After running the command ncc health_checks run_all post install (running ncc version 3.0.4-b0379d15 for this), I noticed that the results were calling out 3 hosts for having disabled services.

Detailed information for esx_check_services:
Node 10.xx.xx.xx: 
WARN: Services disabled on ESXi host:
 -- sfcbd-watchdog
Node 10.xx.xx.xx: 
WARN: Services disabled on ESXi host:
 -- sfcbd-watchdog
Node 10.xx.xx.xx: 
WARN: Services disabled on ESXi host:
 -- sfcbd-watchdog

After doing some research on why the sfcbd-watchdog wasn’t starting – and trying to start it manually, I came across this KBase from VMware, which detailed that this was expected behavior starting in ESXi 6.5.

Wondering if the NCC code just wasn’t updated for this specific change from VMware, I checked the Nutanix Knowledge Base, and came across this link which details that services identified by the ncc health_checks hypervisor_checks esx_check_services command should be enabled.

Ok, so that makes sense… ESXi 6.5 has been out long enough to assume that the ncc scripts have been updated to accomodate the 6.5 changes.  So time to get the service re-enabled, and check ncc again.

To enable the service on a ESXi 6.5 host, use the command esxcli system wbem set –enable true (be sure to use double hypens!).  Per VMware, if a 3rd party CIM provider is installed, sfcbd and openwsman should start automatically.  Just to be safe I also ran /etc/init.d/sfcbd-watchdog startfollowed by /etc/init.d/sfcbd-watchdog status to make sure my services started.

So let’s see what we get now after running the ncc checks again, using the command ncc health_checks hypervisor_checks esx_check_services to simplify my results.

Results look much better, no more warnings about disabled services on the ESXi hosts.

Running : health_checks hypervisor_checks esx_check_services
[==================================================] 100%
/health_checks/hypervisor_checks/esx_check_services [ PASS ] 
| State | Count |
| Pass | 1 |
| Total | 1 |
Plugin output written to /home/nutanix/data/logs/ncc-output-latest.log

Good to know that VMware purposefully has disabled this service, and it’s easy to put that in a checklist for future deployments.   I do wish though that since Foundations is taking care of the ESXi install and customization, they would add those 2 cli commands to the routine to make those services start, if they truly are needed.

Hope this helps if you run into this same issue!

As I wrote about in the last post that started our journey with Nutanix and Mellanox, we will be testing AHV DR replication for one of our partners while evaluating the use of the Mellanox SX switch platform for a lower cost 10/40Gbe switch.

The NX-1050 Block was pre-configured at another location, so all network subnets will be recreated in this lab. The NX-3050 block is net new, and that will be configured onsite.

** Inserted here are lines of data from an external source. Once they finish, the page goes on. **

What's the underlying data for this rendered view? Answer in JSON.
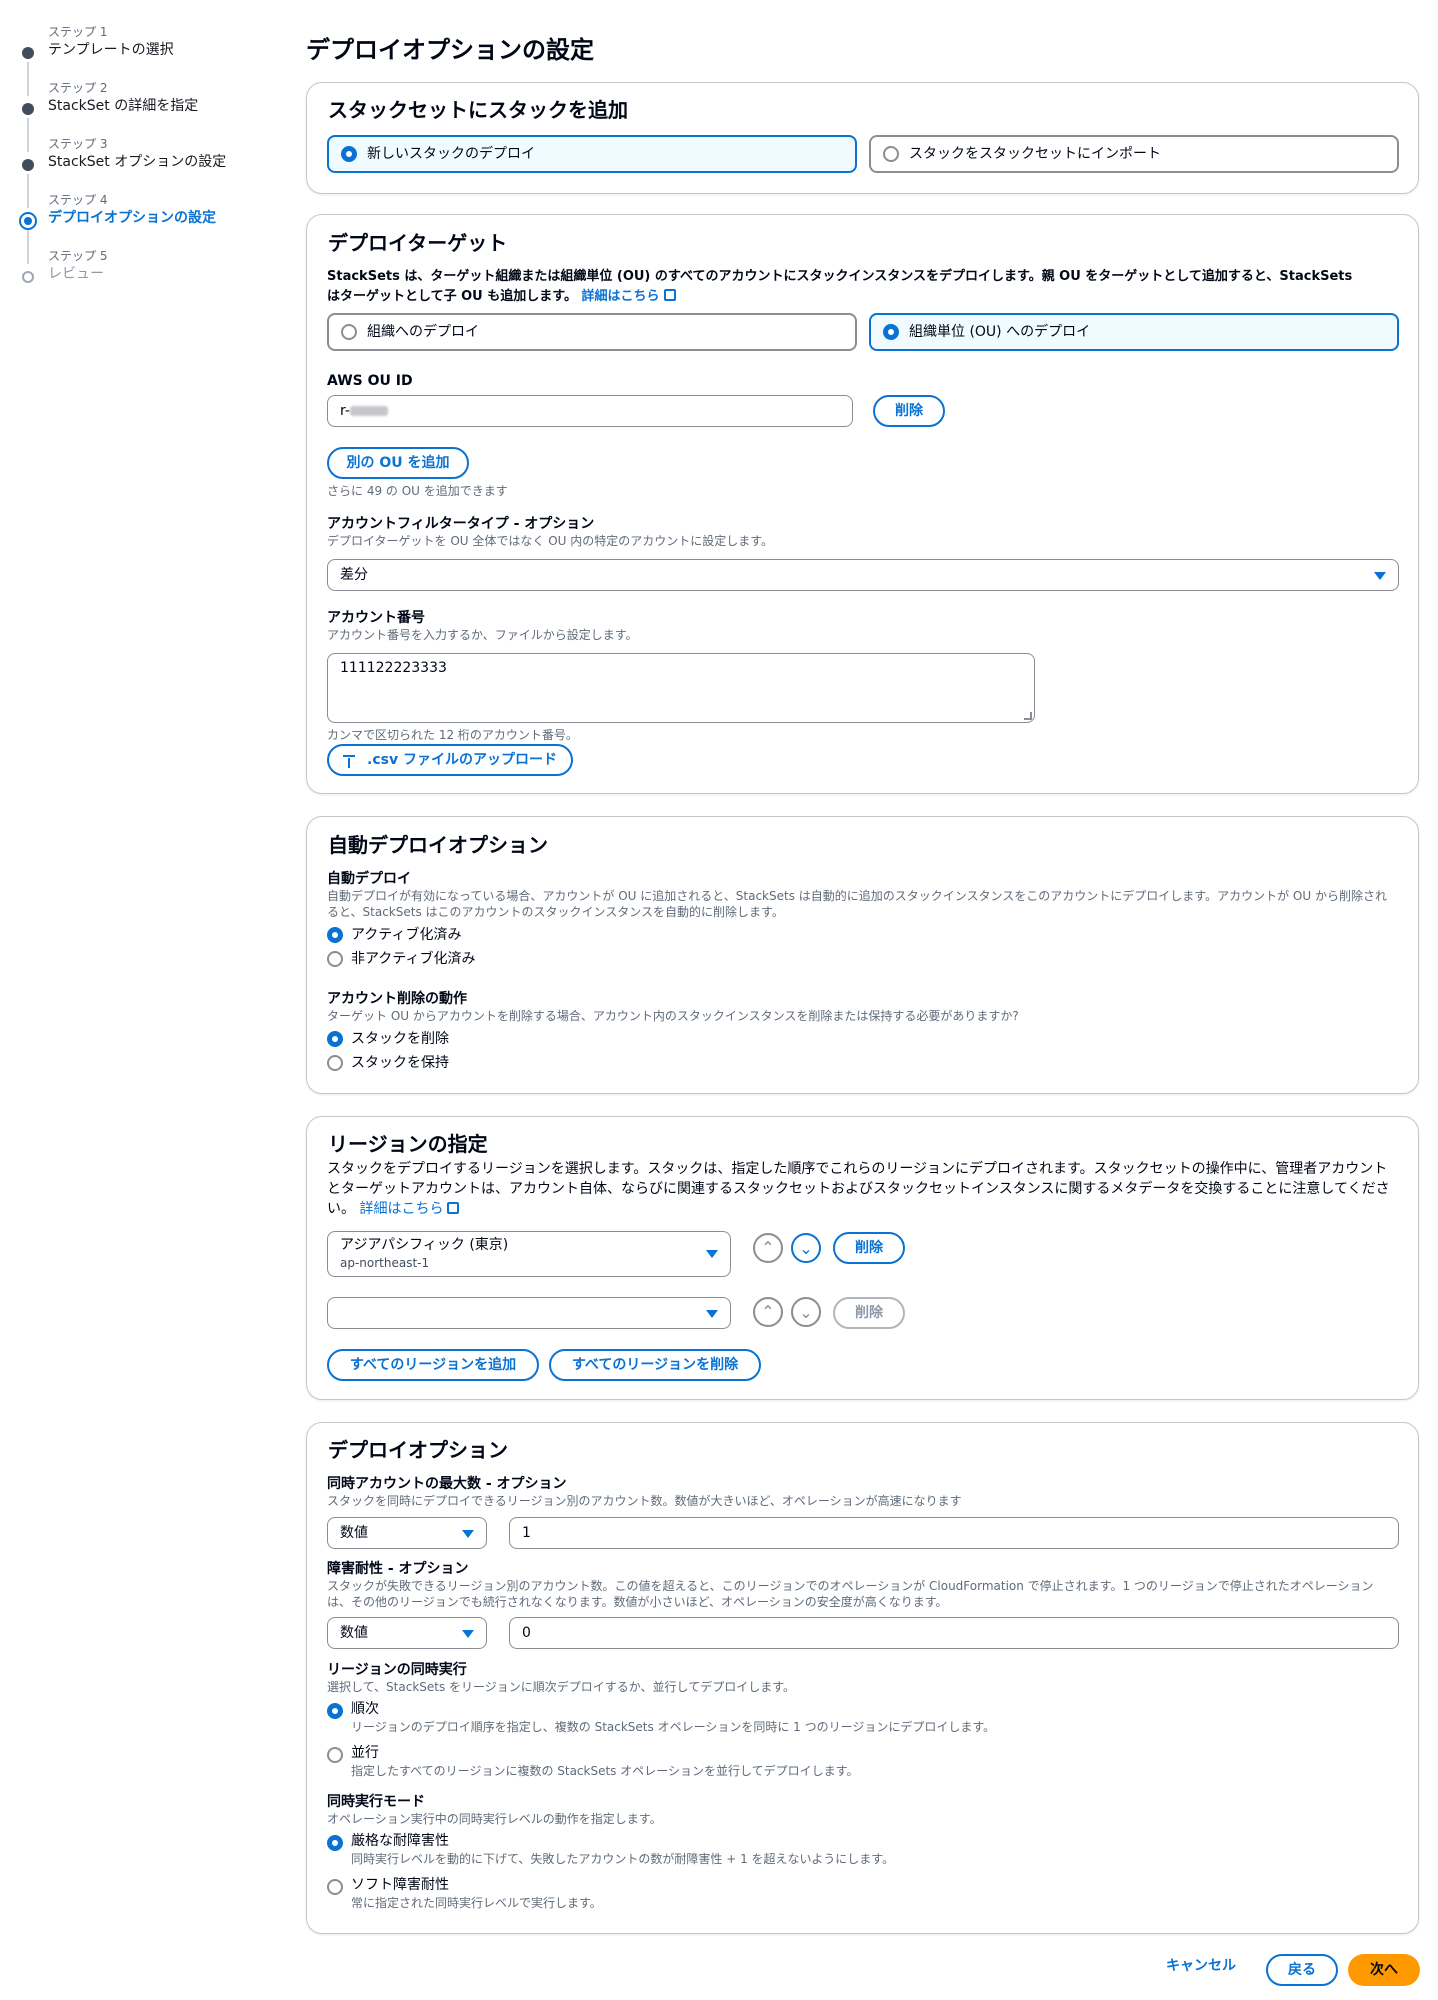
{
  "sidebar": {
    "steps": [
      {
        "num": "ステップ 1",
        "label": "テンプレートの選択"
      },
      {
        "num": "ステップ 2",
        "label": "StackSet の詳細を指定"
      },
      {
        "num": "ステップ 3",
        "label": "StackSet オプションの設定"
      },
      {
        "num": "ステップ 4",
        "label": "デプロイオプションの設定"
      },
      {
        "num": "ステップ 5",
        "label": "レビュー"
      }
    ]
  },
  "page_title": "デプロイオプションの設定",
  "add_stacks": {
    "title": "スタックセットにスタックを追加",
    "option_new": "新しいスタックのデプロイ",
    "option_import": "スタックをスタックセットにインポート"
  },
  "deploy_target": {
    "title": "デプロイターゲット",
    "desc_line1": "StackSets は、ターゲット組織または組織単位 (OU) のすべてのアカウントにスタックインスタンスをデプロイします。親 OU をターゲットとして追加すると、StackSets",
    "desc_line2": "はターゲットとして子 OU も追加します。",
    "learn_more": "詳細はこちら",
    "option_org": "組織へのデプロイ",
    "option_ou": "組織単位 (OU) へのデプロイ",
    "ou_id_label": "AWS OU ID",
    "ou_id_value_prefix": "r-",
    "remove_label": "削除",
    "add_ou_label": "別の OU を追加",
    "add_ou_hint": "さらに 49 の OU を追加できます",
    "filter_label": "アカウントフィルタータイプ - オプション",
    "filter_desc": "デプロイターゲットを OU 全体ではなく OU 内の特定のアカウントに設定します。",
    "filter_value": "差分",
    "account_label": "アカウント番号",
    "account_desc": "アカウント番号を入力するか、ファイルから設定します。",
    "account_value": "111122223333",
    "account_hint": "カンマで区切られた 12 桁のアカウント番号。",
    "upload_label": ".csv ファイルのアップロード"
  },
  "auto_deploy": {
    "title": "自動デプロイオプション",
    "auto_label": "自動デプロイ",
    "auto_desc_line1": "自動デプロイが有効になっている場合、アカウントが OU に追加されると、StackSets は自動的に追加のスタックインスタンスをこのアカウントにデプロイします。アカウントが OU から削除され",
    "auto_desc_line2": "ると、StackSets はこのアカウントのスタックインスタンスを自動的に削除します。",
    "auto_on": "アクティブ化済み",
    "auto_off": "非アクティブ化済み",
    "removal_label": "アカウント削除の動作",
    "removal_desc": "ターゲット OU からアカウントを削除する場合、アカウント内のスタックインスタンスを削除または保持する必要がありますか?",
    "removal_delete": "スタックを削除",
    "removal_retain": "スタックを保持"
  },
  "regions": {
    "title": "リージョンの指定",
    "desc_line1": "スタックをデプロイするリージョンを選択します。スタックは、指定した順序でこれらのリージョンにデプロイされます。スタックセットの操作中に、管理者アカウント",
    "desc_line2": "とターゲットアカウントは、アカウント自体、ならびに関連するスタックセットおよびスタックセットインスタンスに関するメタデータを交換することに注意してくださ",
    "desc_line3": "い。",
    "learn_more": "詳細はこちら",
    "region1_name": "アジアパシフィック (東京)",
    "region1_code": "ap-northeast-1",
    "remove_label": "削除",
    "add_all": "すべてのリージョンを追加",
    "remove_all": "すべてのリージョンを削除"
  },
  "deploy_options": {
    "title": "デプロイオプション",
    "max_label": "同時アカウントの最大数 - オプション",
    "max_desc": "スタックを同時にデプロイできるリージョン別のアカウント数。数値が大きいほど、オペレーションが高速になります",
    "max_type": "数値",
    "max_value": "1",
    "fault_label": "障害耐性 - オプション",
    "fault_desc_line1": "スタックが失敗できるリージョン別のアカウント数。この値を超えると、このリージョンでのオペレーションが CloudFormation で停止されます。1 つのリージョンで停止されたオペレーション",
    "fault_desc_line2": "は、その他のリージョンでも続行されなくなります。数値が小さいほど、オペレーションの安全度が高くなります。",
    "fault_type": "数値",
    "fault_value": "0",
    "region_conc_label": "リージョンの同時実行",
    "region_conc_desc": "選択して、StackSets をリージョンに順次デプロイするか、並行してデプロイします。",
    "seq_label": "順次",
    "seq_desc": "リージョンのデプロイ順序を指定し、複数の StackSets オペレーションを同時に 1 つのリージョンにデプロイします。",
    "par_label": "並行",
    "par_desc": "指定したすべてのリージョンに複数の StackSets オペレーションを並行してデプロイします。",
    "mode_label": "同時実行モード",
    "mode_desc": "オペレーション実行中の同時実行レベルの動作を指定します。",
    "strict_label": "厳格な耐障害性",
    "strict_desc": "同時実行レベルを動的に下げて、失敗したアカウントの数が耐障害性 + 1 を超えないようにします。",
    "soft_label": "ソフト障害耐性",
    "soft_desc": "常に指定された同時実行レベルで実行します。"
  },
  "footer": {
    "cancel": "キャンセル",
    "back": "戻る",
    "next": "次へ"
  },
  "colors": {
    "accent": "#0972d3",
    "primary_button": "#ff9900",
    "border": "#c6c6cd"
  }
}
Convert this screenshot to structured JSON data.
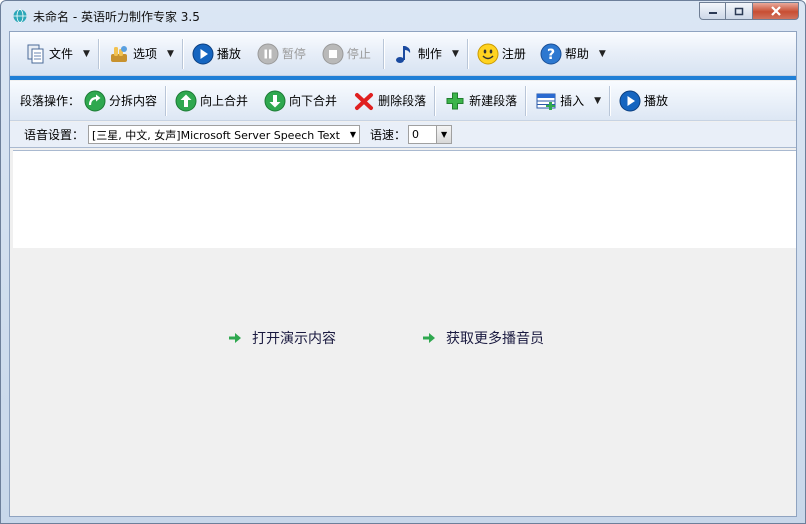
{
  "window": {
    "title": "未命名 - 英语听力制作专家 3.5"
  },
  "toolbar_main": {
    "file": "文件",
    "options": "选项",
    "play": "播放",
    "pause": "暂停",
    "stop": "停止",
    "make": "制作",
    "register": "注册",
    "help": "帮助"
  },
  "toolbar_paragraph": {
    "label": "段落操作：",
    "split": "分拆内容",
    "merge_up": "向上合并",
    "merge_down": "向下合并",
    "delete": "删除段落",
    "new": "新建段落",
    "insert": "插入",
    "play": "播放"
  },
  "voice_settings": {
    "label": "语音设置：",
    "voice_value": "[三星, 中文, 女声]Microsoft Server Speech Text to",
    "speed_label": "语速：",
    "speed_value": "0"
  },
  "links": {
    "open_demo": "打开演示内容",
    "more_voices": "获取更多播音员"
  },
  "colors": {
    "accent_blue": "#1f7fd6",
    "play_blue": "#1565c0",
    "go_green": "#2fa84f",
    "delete_red": "#e02020"
  }
}
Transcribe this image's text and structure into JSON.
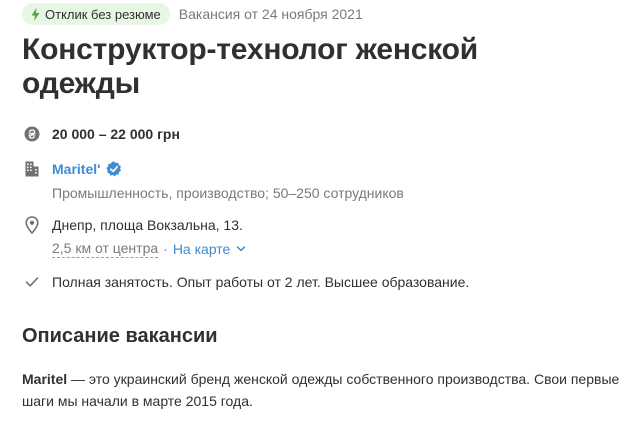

This post will serve as the initial setup of the lab testing environment and topology.


I’ve been given the opportunity to do some testing with 2 Nutanix blocks and a Mellanox SX1012 switch for one of our customers, who is looking to do some disruptive changes to the platform they deploy their software onto.


Currently, we partner with this customer to do your typical 3-Tier infrastructure deployments with EMC VNX/VNXe for Storage, Cisco Catalyst and Nexus for switching, Cisco UCS or HP for compute and VMware vSphere for the hypervisor. While this solution has worked very well over the years, when we approached this partner a few years ago with Nutanix, the interest was there but the justification was hard to come by.

Fast forward to this year, we were able to get our partner out to the Nutanix .Next conference for an executive briefing and generate some more internal interest.

To say we were successful is an understatement! By the time we had gotten over our jetlag coming home, it was how fast can we get a POC box onsite to test with. We got a box into their hands, a nice 4 node NX-1050 model, I headed out to California, did the install and gave them the keys and let them start testing – all on Nutanix’s Acropolis Hypervisor (AHV).